- 1. See especially John A. Tvedtnes, “The Elders at Jerusalem in the Days of Lehi,” in The Most Correct Book: Insights from a Book of Mormon Scholar (Salt Lake City, UT: Cornerstone Publishing, 1999), 59–75.
- 2. Timothy M. Willis, The Elders of the City: A Study of the Elders-Laws in Deuteronomy, The Society of Biblical Literature Monograph Series 55 (Atlanta, GA: Society of Biblical Literature, 2001), 8–13.
- 3. Keith H. Meservy, “Elders of the Jews,” in Book of Mormon Reference Companion, ed. Dennis L. Largey (Salt Lake City, UT: Deseret Book, 2003), 241.
- 4. Willis, The Elders of the City, 9.
- 5. Tvedtnes, “The Elders at Jerusalem in the Days of Lehi,” 64–65.
- 6. Tvedtnes, “The Elders at Jerusalem in the Days of Lehi,” 64.
- 7. Tvedtnes, ““The Elders at Jerusalem in the Days of Lehi,” 60–63.
- 8. Hugh Nibley, Lehi in the Desert/The World of the Jaredites/There Were Jaredites, The Collected Work of Hugh Nibley: Volume 5 (Salt Lake City and Provo, UT: Deseret Book and FARMS, 1988), 98–99.
- 9. See Tvedtnes, “The Elders at Jerusalem in the Days of Lehi,” 66–71; Aaron P. Schade, “The Kingdom of Judah: Politics, Prophets, and Scribes in the Late Preexilic Period,” in Glimpses of Lehi’s Jerusalem, ed. John W. Welch, David Rolph Seely, and Jo Ann H. Seely (Provo, UT: FARMS, 2004), 299–336.
- 10. Hugh Nibley, An Approach to the Book of Mormon, The Collected Works of Hugh Nibley: Volume 6 (Salt Lake City and Provo, UT: Deseret Book and FARMS, 1988), 96.

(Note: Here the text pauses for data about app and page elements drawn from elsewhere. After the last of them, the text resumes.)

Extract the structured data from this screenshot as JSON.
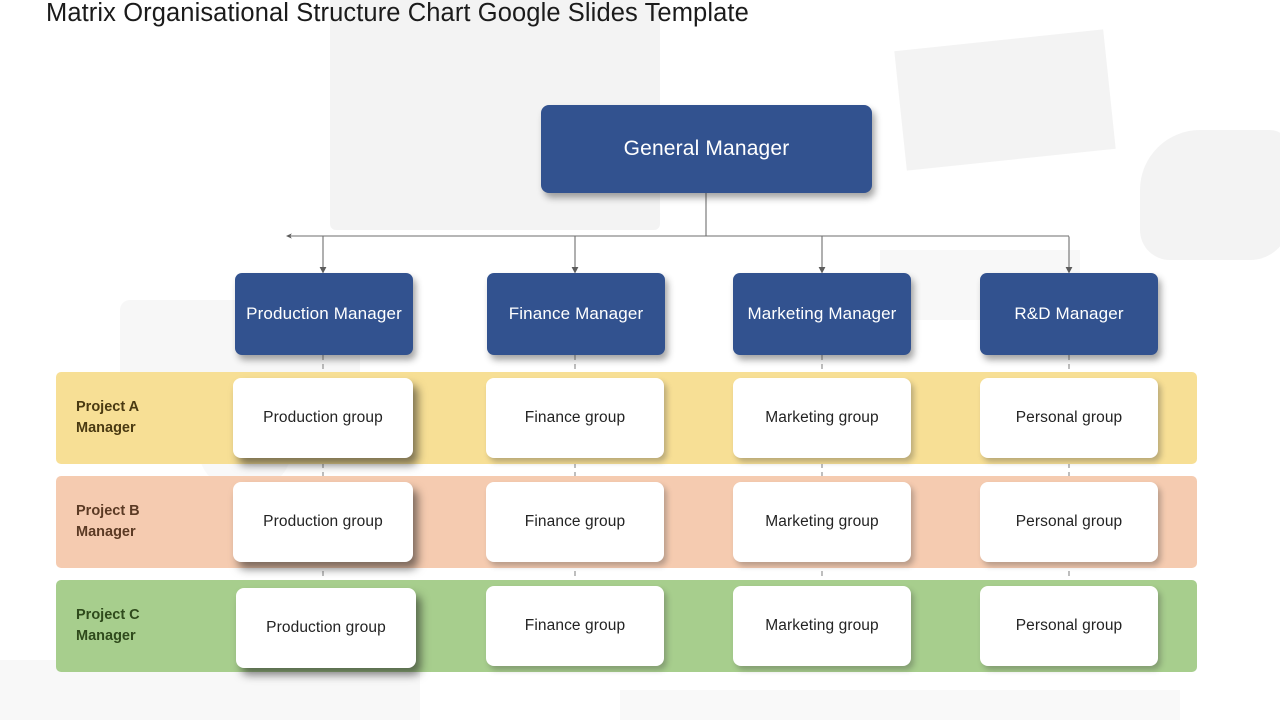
{
  "title": "Matrix Organisational Structure Chart Google Slides Template",
  "colors": {
    "node_blue": "#32528F",
    "node_text": "#FFFFFF",
    "band_a": "#F7DF95",
    "band_b": "#F5CBB0",
    "band_c": "#A7CE8D",
    "card_bg": "#FFFFFF",
    "card_text": "#232323",
    "connector": "#6E6E6E",
    "page_bg": "#FFFFFF"
  },
  "chart_data": {
    "type": "diagram",
    "diagram_type": "matrix-organisational-structure-chart",
    "title": "Matrix Organisational Structure Chart Google Slides Template",
    "root": {
      "label": "General Manager"
    },
    "functional_managers": [
      {
        "label": "Production Manager"
      },
      {
        "label": "Finance Manager"
      },
      {
        "label": "Marketing Manager"
      },
      {
        "label": "R&D Manager"
      }
    ],
    "project_rows": [
      {
        "label": "Project A\nManager",
        "color": "#F7DF95",
        "cells": [
          "Production group",
          "Finance group",
          "Marketing group",
          "Personal group"
        ]
      },
      {
        "label": "Project B\nManager",
        "color": "#F5CBB0",
        "cells": [
          "Production group",
          "Finance group",
          "Marketing group",
          "Personal group"
        ]
      },
      {
        "label": "Project C\nManager",
        "color": "#A7CE8D",
        "cells": [
          "Production group",
          "Finance group",
          "Marketing group",
          "Personal group"
        ]
      }
    ],
    "connectors": {
      "root_to_managers": "solid lines with arrowheads",
      "managers_down_columns": "dashed vertical lines through all project rows"
    }
  }
}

- 11. See further Matthew L. Bowen, “‘What Thank They the Jews’? (2 Nephi 29:4): A Note on the Name ‘Judah’ and Antisemitism,” Interpreter: A Journal of Mormon Scripture 12 (2014): 111–125.